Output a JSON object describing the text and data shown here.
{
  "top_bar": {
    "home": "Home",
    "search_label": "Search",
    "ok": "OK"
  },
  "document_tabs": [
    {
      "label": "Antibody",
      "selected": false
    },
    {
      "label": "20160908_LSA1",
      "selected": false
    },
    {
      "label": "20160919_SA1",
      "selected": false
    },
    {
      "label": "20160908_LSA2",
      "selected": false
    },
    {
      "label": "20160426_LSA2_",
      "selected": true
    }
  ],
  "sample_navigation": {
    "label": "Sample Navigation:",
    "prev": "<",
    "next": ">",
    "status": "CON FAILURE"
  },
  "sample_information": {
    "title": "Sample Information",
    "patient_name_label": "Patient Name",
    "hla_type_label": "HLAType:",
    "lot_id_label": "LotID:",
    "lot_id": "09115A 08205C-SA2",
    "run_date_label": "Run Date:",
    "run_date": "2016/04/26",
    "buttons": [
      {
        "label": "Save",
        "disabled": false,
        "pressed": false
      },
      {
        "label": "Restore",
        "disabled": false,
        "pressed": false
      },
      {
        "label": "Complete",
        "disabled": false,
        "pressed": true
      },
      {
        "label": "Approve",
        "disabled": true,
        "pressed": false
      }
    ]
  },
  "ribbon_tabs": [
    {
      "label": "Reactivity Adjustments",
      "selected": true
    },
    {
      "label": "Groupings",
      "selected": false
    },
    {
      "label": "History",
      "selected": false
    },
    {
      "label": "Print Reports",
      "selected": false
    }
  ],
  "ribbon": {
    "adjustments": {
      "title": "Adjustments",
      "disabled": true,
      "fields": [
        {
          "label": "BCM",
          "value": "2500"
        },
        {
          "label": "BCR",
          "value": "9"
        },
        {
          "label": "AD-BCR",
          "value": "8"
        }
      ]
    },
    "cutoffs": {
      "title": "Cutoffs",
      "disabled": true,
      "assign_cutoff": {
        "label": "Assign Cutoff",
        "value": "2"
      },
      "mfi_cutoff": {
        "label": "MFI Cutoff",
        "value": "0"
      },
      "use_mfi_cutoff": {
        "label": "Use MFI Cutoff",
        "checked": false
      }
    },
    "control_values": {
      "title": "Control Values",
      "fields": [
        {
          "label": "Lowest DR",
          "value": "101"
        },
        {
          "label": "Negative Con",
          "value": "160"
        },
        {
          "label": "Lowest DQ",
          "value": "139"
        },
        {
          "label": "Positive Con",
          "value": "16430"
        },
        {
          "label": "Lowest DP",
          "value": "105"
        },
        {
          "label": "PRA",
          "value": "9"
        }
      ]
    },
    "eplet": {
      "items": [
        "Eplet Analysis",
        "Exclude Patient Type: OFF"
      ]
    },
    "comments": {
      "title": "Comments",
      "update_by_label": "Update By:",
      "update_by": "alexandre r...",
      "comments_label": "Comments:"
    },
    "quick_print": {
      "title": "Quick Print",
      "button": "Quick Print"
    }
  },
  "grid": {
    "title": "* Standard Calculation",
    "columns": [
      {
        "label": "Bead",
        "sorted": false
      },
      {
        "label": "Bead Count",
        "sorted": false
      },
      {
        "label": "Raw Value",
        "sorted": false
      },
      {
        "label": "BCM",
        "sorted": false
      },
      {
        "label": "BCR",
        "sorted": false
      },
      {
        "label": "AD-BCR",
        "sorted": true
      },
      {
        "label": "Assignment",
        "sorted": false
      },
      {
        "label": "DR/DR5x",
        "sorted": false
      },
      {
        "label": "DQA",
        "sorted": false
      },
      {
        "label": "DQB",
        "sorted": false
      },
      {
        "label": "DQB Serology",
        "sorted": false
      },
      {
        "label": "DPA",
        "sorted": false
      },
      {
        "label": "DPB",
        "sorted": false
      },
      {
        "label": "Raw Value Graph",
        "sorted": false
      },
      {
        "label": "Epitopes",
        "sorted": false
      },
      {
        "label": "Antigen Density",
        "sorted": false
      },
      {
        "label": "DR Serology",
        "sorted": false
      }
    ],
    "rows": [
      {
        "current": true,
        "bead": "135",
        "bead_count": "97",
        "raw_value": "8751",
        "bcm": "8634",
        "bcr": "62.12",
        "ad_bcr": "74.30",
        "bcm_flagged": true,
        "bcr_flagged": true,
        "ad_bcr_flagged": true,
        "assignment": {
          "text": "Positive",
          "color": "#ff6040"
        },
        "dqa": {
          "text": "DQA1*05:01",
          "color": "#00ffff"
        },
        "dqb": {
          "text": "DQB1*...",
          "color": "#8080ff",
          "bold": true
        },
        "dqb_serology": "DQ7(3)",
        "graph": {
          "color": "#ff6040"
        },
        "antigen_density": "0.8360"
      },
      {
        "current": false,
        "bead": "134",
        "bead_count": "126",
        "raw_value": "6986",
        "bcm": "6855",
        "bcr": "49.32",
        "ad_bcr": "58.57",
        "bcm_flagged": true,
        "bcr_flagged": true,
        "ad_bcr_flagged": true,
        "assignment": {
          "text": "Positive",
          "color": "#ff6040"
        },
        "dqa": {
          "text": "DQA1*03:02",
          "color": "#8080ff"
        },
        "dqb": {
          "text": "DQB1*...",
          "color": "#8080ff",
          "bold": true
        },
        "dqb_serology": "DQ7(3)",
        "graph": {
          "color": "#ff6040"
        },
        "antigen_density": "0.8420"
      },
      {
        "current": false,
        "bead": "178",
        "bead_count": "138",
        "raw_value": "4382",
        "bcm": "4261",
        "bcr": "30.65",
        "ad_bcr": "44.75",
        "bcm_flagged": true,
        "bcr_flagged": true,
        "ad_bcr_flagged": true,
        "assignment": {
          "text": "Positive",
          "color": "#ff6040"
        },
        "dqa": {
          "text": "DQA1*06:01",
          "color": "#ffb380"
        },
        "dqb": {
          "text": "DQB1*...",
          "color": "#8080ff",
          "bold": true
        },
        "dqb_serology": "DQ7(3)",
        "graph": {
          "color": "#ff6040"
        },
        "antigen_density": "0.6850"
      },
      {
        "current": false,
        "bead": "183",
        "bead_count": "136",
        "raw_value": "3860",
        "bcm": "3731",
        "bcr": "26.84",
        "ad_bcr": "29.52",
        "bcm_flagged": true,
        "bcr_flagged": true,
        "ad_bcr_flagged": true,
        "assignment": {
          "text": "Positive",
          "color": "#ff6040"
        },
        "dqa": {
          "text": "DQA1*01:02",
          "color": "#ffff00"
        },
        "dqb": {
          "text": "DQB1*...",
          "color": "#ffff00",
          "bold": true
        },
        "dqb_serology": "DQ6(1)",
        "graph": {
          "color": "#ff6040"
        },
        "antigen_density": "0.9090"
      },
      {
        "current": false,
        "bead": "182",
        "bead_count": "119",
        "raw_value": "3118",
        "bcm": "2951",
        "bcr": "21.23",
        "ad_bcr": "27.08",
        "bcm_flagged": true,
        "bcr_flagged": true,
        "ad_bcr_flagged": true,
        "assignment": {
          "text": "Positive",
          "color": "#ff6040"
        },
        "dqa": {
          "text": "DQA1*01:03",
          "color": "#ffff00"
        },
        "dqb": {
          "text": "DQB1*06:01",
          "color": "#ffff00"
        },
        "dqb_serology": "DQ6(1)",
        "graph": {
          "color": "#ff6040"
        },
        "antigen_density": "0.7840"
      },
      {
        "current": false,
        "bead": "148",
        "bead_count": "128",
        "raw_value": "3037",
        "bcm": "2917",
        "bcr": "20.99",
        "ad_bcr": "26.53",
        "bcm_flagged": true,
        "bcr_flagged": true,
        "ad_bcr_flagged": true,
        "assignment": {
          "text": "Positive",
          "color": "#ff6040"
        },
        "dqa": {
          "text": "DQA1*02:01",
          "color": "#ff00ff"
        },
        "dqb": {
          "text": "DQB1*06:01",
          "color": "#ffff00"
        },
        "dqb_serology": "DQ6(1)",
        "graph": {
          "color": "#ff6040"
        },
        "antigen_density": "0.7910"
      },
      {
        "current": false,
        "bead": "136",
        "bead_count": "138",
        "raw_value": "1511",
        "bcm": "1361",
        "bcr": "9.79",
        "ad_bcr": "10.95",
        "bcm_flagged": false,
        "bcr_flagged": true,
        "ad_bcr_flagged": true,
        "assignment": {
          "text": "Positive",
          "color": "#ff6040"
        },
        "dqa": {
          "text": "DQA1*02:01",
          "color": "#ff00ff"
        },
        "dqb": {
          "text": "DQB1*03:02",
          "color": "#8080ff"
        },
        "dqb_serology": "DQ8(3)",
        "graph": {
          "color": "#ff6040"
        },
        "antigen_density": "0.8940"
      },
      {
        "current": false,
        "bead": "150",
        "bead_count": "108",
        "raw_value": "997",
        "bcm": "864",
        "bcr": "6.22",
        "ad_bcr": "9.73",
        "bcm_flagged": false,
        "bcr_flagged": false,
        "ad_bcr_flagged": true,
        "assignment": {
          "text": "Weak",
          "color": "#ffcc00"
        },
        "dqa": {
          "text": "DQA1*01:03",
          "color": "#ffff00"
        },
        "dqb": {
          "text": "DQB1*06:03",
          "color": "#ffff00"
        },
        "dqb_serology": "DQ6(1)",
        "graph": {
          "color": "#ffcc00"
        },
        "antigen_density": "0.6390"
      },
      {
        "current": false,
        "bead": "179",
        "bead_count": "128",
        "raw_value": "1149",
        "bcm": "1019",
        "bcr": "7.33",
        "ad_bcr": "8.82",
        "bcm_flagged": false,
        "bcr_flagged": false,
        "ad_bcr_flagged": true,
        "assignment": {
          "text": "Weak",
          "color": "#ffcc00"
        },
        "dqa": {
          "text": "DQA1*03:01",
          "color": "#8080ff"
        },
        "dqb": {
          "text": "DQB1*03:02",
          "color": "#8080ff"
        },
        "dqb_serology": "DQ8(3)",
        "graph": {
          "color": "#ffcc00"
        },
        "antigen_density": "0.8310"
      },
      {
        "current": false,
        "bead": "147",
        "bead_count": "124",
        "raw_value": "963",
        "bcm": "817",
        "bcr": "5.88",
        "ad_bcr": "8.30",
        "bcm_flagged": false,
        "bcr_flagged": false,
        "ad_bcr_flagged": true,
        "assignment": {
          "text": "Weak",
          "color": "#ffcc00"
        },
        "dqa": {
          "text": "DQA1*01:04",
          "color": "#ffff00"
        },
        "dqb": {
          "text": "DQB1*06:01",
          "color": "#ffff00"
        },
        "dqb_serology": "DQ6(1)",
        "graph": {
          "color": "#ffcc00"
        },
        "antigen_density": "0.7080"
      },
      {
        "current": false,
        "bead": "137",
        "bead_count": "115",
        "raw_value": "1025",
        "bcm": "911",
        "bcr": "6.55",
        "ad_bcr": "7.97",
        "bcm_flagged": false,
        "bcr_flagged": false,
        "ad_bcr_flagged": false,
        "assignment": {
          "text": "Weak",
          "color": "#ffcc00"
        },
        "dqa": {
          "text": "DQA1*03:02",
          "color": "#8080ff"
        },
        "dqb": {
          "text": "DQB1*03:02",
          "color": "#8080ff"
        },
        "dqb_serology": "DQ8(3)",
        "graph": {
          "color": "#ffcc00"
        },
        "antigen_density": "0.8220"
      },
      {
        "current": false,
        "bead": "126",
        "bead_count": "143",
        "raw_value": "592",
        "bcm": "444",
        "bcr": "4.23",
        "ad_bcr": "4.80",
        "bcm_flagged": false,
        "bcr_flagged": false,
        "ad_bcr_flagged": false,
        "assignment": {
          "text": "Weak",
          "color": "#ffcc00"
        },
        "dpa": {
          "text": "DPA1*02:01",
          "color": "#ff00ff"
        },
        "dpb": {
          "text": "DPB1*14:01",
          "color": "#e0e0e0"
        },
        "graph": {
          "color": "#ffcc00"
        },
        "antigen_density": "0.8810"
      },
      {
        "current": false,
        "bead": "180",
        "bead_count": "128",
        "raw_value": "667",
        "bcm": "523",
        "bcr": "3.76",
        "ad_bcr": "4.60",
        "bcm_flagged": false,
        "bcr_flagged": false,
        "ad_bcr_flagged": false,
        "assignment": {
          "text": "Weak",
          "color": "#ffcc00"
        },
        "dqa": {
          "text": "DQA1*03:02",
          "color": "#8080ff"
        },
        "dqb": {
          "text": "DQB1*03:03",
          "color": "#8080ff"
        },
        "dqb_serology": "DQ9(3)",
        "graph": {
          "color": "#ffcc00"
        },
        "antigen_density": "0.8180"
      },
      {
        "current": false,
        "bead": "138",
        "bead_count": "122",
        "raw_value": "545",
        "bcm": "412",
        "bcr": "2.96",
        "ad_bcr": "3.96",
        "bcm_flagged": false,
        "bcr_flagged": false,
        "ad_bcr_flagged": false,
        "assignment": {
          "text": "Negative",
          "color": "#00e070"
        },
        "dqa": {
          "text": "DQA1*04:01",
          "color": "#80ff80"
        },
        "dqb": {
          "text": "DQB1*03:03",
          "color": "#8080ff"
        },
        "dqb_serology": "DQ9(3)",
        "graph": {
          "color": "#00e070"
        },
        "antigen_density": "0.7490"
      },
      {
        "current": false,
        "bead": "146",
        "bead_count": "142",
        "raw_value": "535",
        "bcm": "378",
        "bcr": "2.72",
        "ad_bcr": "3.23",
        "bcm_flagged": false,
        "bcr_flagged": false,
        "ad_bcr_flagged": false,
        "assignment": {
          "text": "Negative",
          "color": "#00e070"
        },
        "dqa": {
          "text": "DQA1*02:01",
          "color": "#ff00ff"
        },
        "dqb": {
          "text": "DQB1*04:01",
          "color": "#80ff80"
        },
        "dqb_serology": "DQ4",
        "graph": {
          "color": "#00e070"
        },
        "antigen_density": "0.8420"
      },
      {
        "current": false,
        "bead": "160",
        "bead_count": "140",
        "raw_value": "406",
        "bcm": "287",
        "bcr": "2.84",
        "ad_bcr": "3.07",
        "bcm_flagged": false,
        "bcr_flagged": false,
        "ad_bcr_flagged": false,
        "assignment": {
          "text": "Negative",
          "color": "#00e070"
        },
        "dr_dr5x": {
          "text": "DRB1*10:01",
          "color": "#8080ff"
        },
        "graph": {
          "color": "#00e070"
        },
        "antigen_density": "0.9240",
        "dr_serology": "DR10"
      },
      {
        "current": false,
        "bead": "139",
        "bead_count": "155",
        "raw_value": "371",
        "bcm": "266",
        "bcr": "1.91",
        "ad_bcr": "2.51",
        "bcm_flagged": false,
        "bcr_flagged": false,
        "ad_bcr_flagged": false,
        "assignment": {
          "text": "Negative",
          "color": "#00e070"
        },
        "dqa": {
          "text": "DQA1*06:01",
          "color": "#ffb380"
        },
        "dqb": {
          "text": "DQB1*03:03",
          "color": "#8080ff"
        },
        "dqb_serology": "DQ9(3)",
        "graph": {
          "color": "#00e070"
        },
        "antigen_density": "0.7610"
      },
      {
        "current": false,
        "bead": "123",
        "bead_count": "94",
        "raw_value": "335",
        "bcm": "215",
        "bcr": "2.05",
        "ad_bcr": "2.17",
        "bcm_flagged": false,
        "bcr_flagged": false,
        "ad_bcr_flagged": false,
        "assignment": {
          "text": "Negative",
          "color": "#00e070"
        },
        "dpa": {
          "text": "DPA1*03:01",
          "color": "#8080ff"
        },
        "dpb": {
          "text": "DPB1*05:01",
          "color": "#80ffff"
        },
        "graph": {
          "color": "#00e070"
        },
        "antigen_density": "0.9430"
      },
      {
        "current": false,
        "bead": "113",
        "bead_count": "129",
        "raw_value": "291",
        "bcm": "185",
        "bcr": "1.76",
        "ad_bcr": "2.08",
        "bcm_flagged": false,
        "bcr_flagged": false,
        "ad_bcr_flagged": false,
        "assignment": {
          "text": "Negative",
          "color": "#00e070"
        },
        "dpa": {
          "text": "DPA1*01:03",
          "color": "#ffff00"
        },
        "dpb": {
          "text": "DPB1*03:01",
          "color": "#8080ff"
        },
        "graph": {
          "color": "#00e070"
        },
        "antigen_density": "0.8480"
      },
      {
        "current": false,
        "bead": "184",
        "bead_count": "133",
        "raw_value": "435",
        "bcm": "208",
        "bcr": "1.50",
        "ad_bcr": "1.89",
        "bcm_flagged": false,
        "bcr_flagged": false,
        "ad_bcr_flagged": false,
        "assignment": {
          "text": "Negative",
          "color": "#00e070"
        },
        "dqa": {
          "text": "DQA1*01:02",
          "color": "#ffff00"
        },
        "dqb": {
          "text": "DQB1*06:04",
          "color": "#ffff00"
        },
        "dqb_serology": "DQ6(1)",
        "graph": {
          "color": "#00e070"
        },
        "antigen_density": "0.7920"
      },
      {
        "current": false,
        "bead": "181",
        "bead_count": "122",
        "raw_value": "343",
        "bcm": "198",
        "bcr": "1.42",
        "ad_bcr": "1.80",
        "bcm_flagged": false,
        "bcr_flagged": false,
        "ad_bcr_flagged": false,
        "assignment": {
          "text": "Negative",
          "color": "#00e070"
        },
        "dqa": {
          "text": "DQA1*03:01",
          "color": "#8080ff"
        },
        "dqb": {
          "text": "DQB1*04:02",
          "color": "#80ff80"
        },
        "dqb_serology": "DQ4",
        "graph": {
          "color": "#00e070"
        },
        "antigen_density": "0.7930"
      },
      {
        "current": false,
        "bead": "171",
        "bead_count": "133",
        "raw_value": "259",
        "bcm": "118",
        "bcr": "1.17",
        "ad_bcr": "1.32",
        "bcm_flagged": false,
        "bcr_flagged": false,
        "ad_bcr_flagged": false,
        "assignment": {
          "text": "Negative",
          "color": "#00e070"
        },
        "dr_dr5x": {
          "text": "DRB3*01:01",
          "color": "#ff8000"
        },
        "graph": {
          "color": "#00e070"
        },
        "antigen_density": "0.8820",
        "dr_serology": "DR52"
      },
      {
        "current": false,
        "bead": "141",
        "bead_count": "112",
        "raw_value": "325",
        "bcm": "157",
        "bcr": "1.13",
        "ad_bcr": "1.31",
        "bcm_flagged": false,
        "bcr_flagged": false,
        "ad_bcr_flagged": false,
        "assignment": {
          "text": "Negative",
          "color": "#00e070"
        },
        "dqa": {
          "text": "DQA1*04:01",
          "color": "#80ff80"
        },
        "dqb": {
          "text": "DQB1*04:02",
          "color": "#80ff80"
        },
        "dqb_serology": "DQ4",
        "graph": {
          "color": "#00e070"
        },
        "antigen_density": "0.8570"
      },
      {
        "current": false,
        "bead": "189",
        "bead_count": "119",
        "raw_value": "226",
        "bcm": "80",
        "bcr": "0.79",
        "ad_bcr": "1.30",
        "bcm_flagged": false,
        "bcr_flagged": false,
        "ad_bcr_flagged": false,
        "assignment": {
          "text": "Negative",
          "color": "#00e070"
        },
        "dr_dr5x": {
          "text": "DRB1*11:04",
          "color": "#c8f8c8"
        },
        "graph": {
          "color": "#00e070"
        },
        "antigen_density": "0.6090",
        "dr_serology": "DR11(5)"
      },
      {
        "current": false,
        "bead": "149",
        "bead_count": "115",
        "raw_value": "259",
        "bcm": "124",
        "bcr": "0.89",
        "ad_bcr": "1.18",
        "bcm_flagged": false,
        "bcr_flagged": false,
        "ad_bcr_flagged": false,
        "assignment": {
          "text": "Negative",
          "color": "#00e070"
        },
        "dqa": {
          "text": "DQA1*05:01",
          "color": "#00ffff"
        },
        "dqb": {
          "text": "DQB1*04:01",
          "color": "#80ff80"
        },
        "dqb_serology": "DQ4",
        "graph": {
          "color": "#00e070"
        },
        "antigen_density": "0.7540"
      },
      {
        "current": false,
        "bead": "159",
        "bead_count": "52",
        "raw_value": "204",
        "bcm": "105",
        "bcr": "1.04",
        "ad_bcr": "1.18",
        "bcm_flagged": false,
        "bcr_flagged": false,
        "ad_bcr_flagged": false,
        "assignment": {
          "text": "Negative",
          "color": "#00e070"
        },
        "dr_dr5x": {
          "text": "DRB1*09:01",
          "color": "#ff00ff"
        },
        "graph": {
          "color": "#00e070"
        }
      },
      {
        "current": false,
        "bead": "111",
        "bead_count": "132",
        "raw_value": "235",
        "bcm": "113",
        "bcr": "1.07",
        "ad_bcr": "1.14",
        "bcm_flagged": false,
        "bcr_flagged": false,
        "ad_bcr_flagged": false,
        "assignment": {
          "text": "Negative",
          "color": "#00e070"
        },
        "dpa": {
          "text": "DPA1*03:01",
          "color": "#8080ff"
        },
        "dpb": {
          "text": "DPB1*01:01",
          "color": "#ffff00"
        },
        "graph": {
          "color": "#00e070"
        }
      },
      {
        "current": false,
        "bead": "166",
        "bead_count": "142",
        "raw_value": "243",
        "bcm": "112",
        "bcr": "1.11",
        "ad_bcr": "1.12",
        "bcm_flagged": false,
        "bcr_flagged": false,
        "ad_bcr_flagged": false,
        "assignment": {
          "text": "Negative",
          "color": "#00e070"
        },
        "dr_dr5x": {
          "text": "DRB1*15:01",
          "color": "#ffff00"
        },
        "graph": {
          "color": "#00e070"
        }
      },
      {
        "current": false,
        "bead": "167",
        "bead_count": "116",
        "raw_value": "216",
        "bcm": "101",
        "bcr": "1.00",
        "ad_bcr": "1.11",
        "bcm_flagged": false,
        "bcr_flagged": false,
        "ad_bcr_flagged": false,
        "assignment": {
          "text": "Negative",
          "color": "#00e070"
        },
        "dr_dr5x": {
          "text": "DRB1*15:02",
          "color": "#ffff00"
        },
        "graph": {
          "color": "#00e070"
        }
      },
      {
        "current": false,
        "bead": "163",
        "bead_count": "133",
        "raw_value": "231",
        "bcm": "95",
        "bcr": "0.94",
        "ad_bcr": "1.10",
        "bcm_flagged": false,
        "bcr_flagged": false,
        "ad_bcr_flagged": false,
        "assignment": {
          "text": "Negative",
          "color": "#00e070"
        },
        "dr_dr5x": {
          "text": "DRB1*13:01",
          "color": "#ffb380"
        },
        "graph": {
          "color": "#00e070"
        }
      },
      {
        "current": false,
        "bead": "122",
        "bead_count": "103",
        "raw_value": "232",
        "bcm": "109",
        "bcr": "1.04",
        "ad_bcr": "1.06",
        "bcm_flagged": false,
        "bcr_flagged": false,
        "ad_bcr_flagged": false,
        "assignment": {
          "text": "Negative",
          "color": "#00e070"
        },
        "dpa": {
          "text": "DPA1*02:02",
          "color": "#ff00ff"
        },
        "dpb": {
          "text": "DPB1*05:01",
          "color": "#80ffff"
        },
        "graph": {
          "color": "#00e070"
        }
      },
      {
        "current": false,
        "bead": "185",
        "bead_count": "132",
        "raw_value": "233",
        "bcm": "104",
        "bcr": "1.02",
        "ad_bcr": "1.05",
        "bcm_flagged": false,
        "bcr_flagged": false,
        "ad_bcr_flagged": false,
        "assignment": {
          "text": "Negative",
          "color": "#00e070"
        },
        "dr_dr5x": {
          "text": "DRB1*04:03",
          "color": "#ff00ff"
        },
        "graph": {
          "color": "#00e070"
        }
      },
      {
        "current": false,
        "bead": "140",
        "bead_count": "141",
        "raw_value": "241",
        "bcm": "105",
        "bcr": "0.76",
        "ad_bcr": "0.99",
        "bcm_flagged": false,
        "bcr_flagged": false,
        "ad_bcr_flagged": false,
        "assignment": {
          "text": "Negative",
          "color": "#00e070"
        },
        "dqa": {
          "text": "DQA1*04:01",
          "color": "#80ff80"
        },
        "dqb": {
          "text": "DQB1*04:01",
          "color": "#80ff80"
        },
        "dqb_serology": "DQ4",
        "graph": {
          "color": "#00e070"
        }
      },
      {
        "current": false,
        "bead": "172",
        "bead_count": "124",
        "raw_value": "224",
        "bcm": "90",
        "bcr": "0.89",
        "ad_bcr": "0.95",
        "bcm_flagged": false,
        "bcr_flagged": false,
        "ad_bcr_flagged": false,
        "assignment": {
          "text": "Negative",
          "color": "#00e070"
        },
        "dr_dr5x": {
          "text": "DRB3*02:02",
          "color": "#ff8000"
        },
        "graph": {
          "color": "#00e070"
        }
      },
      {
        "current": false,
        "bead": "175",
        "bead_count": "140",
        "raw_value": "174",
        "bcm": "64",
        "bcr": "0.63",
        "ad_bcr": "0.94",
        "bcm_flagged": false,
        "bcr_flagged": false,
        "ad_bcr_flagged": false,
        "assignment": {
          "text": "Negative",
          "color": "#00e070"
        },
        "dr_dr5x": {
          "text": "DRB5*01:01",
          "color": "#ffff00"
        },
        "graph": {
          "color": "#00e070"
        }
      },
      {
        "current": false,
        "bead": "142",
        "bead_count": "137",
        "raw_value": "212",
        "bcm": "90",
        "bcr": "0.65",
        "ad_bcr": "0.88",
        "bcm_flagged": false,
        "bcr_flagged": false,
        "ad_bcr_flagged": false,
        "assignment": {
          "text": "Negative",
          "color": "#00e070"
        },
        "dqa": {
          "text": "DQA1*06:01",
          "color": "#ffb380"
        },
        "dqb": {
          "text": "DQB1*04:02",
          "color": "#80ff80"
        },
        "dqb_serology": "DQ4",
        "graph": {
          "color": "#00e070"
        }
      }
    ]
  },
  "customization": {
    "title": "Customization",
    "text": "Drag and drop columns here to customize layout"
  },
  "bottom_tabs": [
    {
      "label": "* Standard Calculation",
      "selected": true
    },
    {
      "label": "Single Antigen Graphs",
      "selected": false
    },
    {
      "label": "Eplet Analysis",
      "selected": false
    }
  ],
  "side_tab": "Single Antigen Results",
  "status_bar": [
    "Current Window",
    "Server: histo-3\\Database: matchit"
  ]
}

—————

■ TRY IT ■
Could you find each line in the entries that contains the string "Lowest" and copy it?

■ SOLVED PROBLEM ■
          "label": "Lowest DR",
          "label": "Lowest DQ",
          "label": "Lowest DP",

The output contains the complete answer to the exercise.